But when it comes to creepy atmosphere and sudden scares, decor alone won’t do. The house is littered with demons that shift in and out of Joel’s sight, causing him to question if what he’s seeing is even real. Teo and his team decided that practical effects were the best way to go and set about designing some truly unique terrors.
“I wanted to create a demon that didn’t feel too humanoid, so I started looking into my definition of what Hell is,” Teo said, “In Christian mythology — since we’re using the Christian mythology — Hell is like a melting pot. You’re thrown in brimstone and fire, so what if this demon came out that looked like all the souls melted together.”
He only had one rule when designing his demons: no eyes. “I think eyes just give it away. That’s one thing I think absolutely breaks the illusion, is seeing a terrifying demon and then seeing the eyeballs.” he laughed.
Along with the practical effects, Teo did some research and utilized some clever technical elements to help create the right feeling for the film. “I was asking and learning about how schizophrenics see things; things like light hurting their eyes, or sometimes they start to see colors dance around. They don’t necessarily hallucinate, but they do tend to have flashes of thought,” described Teo, “So I can’t say for sure that this is how schizophrenics see things, because my research pool is too small. But from what I gathered, and what I’ve studied with these guys, me and my DP started creating this new way to portray this. And we actually have a special camera set aside for it.”
For the shifting effect, Teo and his team took the lock for the lens out of the camera, so that the lens never actually fits into the camera. He detailed, “You need one person holding the camera and another person holding the lens. A third person shines a really bright light into the center of the camera.”
As Teo detailed, every frame has a red, green and blue channel. “After we shot, we delayed the timing of the red and green channel. So almost like if you took a film and just moved one frame, delayed it, then you take another one, and you delay it two frames.” This effect made some colors bleed at moments of movement, with dizzying results. “If we delay it, the actor stays still and we won’t see the effect.

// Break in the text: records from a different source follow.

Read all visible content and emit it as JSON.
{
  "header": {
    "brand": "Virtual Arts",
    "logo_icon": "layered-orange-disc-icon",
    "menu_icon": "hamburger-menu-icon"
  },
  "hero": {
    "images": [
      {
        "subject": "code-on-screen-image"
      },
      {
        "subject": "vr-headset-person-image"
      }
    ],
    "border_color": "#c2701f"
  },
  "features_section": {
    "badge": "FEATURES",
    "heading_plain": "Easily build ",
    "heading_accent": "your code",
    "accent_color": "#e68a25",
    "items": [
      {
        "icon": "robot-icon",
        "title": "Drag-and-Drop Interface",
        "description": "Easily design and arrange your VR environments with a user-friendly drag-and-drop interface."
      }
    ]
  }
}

But when he starts moving, the more he moves, the more the effect takes shape.”
To really fill out the sense of unease, they turned to the sound design. “We started looking at some of the most terrifying recorded sounds. So if you watch the movie, you will actually hear things like what the rings of Saturn sounds like. We took sound from that,” he recalled, “There was also a Norwegian drilling team that actually recorded what they thought was sounds from hell.”

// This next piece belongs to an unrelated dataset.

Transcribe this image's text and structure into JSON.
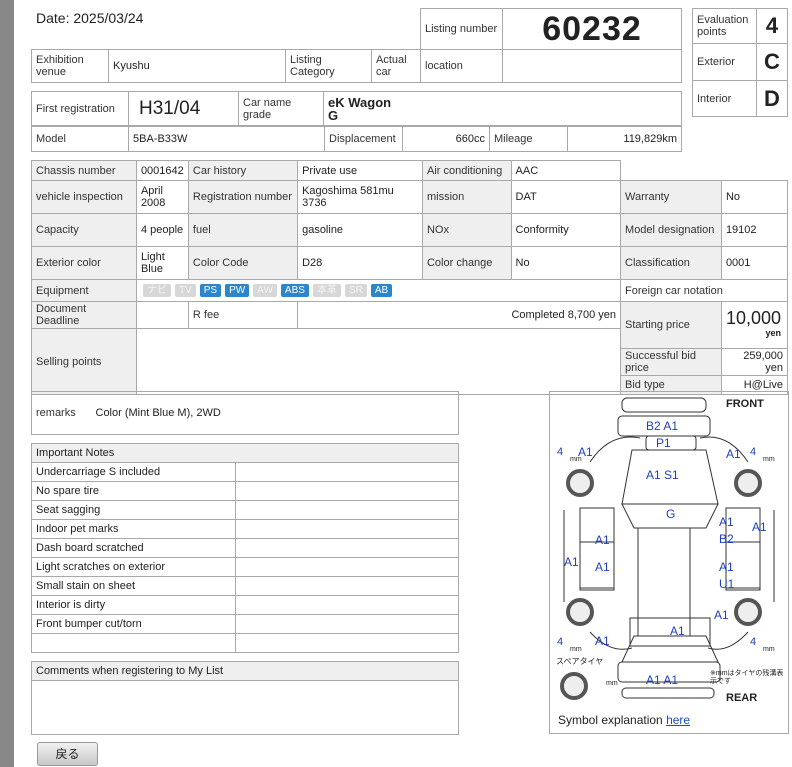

Not satisfied with a soundscape of plucking strings and screams, they also used a Shepard tone to get right into the guts of the audience; “By coupling all of that together, we were able to create a very discomforting effect. We’re building and we’re using music and sound to really just get into the bowels of you,” Teo said, “So we’re definitely looking into all kinds of things — psychological things — as well as visual to really try to bring this film to life.”
Though Teo has been deeply immersed in the world of filmmaking since the age of 22, he grew up in a strict Christian family and was banned from watching television. “I think a lot of people say, oh, man, that sucks. You didn’t watch movies later on in life,” he confessed, “I started to realize that I actually had an advantage, because my imagination was all created on my own, without any influences.”
He fondly recalled the first time he snuck out with friends as a teenager to see his very first film in theatres. Anticipating a documentary, they chose to see future cult classic The Crow. As the film began, Teo’s life would never be the same. “That changed my whole life.”
For more interviews out of TADFF, check out our conversation with Brett and Drew Pierce for The Wretched.